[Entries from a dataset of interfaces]
——————————

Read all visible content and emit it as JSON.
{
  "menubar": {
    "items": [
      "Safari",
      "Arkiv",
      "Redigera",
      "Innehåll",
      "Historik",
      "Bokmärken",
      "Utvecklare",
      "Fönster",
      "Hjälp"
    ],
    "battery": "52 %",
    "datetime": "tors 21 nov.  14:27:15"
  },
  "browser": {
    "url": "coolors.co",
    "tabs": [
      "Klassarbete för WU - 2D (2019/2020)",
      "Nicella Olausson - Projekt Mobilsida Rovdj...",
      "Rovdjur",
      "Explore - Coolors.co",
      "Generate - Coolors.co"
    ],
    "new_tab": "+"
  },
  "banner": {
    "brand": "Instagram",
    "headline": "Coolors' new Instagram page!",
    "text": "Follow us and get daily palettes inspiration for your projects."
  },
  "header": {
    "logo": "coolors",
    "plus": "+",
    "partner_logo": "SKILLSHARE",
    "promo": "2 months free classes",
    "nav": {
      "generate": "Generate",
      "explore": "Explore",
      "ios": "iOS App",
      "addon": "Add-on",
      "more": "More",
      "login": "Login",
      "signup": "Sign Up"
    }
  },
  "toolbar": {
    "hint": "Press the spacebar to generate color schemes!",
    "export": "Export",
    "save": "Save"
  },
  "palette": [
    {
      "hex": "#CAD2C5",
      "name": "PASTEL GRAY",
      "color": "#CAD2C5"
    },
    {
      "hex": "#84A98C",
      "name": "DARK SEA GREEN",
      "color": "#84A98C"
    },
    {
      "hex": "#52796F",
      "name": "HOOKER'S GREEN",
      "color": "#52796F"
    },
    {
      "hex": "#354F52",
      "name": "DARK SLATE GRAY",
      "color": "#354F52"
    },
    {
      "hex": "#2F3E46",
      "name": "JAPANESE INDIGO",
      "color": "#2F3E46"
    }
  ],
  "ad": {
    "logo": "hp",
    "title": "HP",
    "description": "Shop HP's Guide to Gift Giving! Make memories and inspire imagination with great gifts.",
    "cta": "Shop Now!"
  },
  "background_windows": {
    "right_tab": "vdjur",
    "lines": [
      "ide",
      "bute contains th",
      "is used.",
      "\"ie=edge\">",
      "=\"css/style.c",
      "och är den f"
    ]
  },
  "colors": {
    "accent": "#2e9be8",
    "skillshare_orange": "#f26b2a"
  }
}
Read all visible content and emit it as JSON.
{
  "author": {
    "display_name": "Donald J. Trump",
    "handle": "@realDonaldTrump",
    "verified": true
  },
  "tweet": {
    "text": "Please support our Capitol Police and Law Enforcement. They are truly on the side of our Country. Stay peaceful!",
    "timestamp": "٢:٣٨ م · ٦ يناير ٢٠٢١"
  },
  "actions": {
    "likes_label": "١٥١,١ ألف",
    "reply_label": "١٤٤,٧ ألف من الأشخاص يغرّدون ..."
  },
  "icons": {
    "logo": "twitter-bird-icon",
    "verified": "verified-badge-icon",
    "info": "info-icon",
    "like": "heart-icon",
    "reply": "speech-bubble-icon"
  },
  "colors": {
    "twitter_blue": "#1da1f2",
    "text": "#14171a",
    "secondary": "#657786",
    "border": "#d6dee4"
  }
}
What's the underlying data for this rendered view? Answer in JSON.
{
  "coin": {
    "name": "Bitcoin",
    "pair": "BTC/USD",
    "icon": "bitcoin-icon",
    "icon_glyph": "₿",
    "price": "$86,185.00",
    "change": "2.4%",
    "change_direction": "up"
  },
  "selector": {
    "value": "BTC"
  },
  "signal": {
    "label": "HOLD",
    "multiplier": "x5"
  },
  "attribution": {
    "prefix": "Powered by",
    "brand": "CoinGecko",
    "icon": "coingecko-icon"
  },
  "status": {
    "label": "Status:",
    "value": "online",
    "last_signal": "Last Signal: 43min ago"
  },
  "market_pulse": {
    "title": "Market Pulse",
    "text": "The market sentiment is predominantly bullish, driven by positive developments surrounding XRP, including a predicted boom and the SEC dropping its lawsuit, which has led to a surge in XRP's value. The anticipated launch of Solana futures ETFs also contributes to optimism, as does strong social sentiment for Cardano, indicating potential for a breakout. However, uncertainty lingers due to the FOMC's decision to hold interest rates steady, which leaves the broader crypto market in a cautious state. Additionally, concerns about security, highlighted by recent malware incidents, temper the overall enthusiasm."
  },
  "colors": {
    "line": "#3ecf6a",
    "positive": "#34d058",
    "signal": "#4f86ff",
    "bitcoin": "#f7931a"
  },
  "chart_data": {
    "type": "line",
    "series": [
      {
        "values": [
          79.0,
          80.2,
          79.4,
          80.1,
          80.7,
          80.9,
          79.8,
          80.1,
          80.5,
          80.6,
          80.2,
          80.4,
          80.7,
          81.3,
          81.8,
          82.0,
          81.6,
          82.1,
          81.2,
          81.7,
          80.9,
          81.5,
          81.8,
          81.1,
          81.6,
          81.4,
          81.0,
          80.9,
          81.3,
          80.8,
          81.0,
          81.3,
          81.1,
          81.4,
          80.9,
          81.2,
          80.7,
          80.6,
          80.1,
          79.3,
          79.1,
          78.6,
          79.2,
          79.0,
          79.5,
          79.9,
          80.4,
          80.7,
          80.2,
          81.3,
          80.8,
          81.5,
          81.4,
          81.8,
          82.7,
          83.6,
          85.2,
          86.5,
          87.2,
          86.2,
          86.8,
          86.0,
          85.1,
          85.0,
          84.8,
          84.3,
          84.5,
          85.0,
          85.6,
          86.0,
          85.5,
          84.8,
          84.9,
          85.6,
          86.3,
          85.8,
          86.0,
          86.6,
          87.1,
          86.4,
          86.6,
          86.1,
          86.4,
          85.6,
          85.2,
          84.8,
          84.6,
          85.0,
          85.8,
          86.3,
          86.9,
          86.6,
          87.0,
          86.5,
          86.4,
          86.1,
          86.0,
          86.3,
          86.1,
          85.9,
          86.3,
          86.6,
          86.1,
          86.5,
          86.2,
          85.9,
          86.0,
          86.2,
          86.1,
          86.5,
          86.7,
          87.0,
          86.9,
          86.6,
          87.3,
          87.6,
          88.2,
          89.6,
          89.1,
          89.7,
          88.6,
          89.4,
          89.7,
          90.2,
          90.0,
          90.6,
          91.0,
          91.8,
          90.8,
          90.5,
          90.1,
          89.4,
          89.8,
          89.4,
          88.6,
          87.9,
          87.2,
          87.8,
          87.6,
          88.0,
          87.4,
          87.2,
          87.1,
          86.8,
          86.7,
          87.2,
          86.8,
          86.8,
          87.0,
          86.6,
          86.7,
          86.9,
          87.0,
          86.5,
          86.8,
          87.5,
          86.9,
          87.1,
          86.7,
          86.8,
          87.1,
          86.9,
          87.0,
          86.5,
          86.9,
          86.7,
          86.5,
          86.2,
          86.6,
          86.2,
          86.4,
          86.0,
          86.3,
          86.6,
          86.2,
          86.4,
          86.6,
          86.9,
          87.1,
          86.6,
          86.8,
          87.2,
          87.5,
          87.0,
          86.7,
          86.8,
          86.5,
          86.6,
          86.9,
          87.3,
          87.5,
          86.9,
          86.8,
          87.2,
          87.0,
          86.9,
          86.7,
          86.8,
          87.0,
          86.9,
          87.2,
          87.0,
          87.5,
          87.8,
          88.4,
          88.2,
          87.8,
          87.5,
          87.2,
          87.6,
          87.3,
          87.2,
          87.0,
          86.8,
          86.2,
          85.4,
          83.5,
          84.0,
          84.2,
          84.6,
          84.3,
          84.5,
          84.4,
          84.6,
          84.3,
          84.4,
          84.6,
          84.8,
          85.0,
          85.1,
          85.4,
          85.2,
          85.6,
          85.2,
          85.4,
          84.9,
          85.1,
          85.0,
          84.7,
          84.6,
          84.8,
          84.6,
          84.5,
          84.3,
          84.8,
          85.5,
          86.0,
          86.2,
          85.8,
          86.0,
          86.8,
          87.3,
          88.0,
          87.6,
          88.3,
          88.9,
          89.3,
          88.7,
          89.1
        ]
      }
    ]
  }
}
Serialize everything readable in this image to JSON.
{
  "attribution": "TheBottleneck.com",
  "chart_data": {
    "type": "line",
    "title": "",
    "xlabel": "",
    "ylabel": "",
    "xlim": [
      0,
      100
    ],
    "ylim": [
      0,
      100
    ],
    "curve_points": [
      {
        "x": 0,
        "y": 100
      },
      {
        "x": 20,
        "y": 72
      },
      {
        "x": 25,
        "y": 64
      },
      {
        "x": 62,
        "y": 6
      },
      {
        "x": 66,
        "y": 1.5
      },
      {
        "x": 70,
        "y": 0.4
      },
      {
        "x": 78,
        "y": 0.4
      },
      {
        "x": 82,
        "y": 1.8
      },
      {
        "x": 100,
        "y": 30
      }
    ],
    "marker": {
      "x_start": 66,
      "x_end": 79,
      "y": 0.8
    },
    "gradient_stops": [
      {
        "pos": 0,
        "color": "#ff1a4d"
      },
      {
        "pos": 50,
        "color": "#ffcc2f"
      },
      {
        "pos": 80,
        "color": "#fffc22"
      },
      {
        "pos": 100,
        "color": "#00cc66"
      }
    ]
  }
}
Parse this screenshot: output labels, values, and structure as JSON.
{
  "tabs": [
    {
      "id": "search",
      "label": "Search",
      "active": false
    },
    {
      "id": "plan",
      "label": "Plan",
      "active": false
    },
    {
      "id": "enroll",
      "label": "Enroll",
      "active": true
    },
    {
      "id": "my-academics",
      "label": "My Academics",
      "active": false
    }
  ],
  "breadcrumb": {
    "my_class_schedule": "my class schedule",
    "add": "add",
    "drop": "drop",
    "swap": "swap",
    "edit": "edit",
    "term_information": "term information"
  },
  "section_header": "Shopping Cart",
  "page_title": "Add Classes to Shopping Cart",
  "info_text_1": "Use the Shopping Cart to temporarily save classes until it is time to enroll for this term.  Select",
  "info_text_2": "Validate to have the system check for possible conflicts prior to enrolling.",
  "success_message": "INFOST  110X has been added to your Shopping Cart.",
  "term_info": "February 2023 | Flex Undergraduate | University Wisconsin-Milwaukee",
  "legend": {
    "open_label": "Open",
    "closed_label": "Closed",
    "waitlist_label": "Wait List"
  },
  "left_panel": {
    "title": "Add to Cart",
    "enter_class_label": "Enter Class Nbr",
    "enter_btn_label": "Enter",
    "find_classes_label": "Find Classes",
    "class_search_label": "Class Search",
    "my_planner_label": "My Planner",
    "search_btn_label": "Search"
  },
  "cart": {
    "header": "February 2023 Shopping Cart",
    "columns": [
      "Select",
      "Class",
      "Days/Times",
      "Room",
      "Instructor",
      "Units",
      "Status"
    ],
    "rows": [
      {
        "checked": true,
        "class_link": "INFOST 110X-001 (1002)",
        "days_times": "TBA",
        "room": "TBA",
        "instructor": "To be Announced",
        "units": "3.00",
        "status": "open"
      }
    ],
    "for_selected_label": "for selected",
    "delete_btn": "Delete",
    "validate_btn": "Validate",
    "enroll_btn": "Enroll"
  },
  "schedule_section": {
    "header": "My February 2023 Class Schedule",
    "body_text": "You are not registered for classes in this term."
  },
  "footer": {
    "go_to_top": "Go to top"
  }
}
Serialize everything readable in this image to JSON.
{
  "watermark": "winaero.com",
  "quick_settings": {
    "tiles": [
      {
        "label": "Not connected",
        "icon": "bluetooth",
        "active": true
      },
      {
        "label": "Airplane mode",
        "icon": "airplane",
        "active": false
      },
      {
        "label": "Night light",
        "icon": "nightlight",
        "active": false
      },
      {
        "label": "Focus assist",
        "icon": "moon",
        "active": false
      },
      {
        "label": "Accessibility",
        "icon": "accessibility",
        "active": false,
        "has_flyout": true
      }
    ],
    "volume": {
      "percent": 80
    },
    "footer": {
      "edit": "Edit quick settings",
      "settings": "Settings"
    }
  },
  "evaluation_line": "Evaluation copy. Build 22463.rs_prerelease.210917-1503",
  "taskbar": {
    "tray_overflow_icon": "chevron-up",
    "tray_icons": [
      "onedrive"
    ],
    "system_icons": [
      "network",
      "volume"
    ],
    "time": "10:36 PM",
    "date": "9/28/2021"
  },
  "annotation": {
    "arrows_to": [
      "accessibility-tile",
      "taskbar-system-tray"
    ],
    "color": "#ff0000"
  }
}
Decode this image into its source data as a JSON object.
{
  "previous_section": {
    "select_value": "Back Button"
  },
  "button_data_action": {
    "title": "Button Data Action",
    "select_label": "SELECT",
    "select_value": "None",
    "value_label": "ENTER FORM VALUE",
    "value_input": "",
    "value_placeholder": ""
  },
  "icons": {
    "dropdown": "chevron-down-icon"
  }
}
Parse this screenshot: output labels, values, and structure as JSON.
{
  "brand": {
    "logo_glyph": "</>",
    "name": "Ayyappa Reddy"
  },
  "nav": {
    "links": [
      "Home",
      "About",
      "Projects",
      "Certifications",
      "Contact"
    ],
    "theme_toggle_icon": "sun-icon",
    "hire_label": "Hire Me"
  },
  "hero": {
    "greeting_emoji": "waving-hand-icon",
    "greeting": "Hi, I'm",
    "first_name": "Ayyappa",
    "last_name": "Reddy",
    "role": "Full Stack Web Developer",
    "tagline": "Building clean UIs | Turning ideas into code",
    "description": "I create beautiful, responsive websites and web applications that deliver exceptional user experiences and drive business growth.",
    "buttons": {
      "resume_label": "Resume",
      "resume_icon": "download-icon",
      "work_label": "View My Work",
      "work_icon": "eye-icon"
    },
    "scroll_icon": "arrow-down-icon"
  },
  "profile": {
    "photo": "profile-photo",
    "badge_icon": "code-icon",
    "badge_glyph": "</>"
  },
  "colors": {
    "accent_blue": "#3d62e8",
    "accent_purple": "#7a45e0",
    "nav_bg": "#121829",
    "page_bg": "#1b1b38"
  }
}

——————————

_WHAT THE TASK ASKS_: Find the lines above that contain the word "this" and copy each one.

_TASK SOLUTION_:
What's the underlying data for this rendered view? Answer in JSON.
Serialize everything readable in this image to JSON.
Parse this screenshot: output labels, values, and structure as JSON.
  "info_text_1": "Use the Shopping Cart to temporarily save classes until it is time to enroll for this term.  Select",
    "body_text": "You are not registered for classes in this term."
Serialize everything readable in this image to JSON.
Decode this image into its source data as a JSON object.
Parse this screenshot: output labels, values, and structure as JSON.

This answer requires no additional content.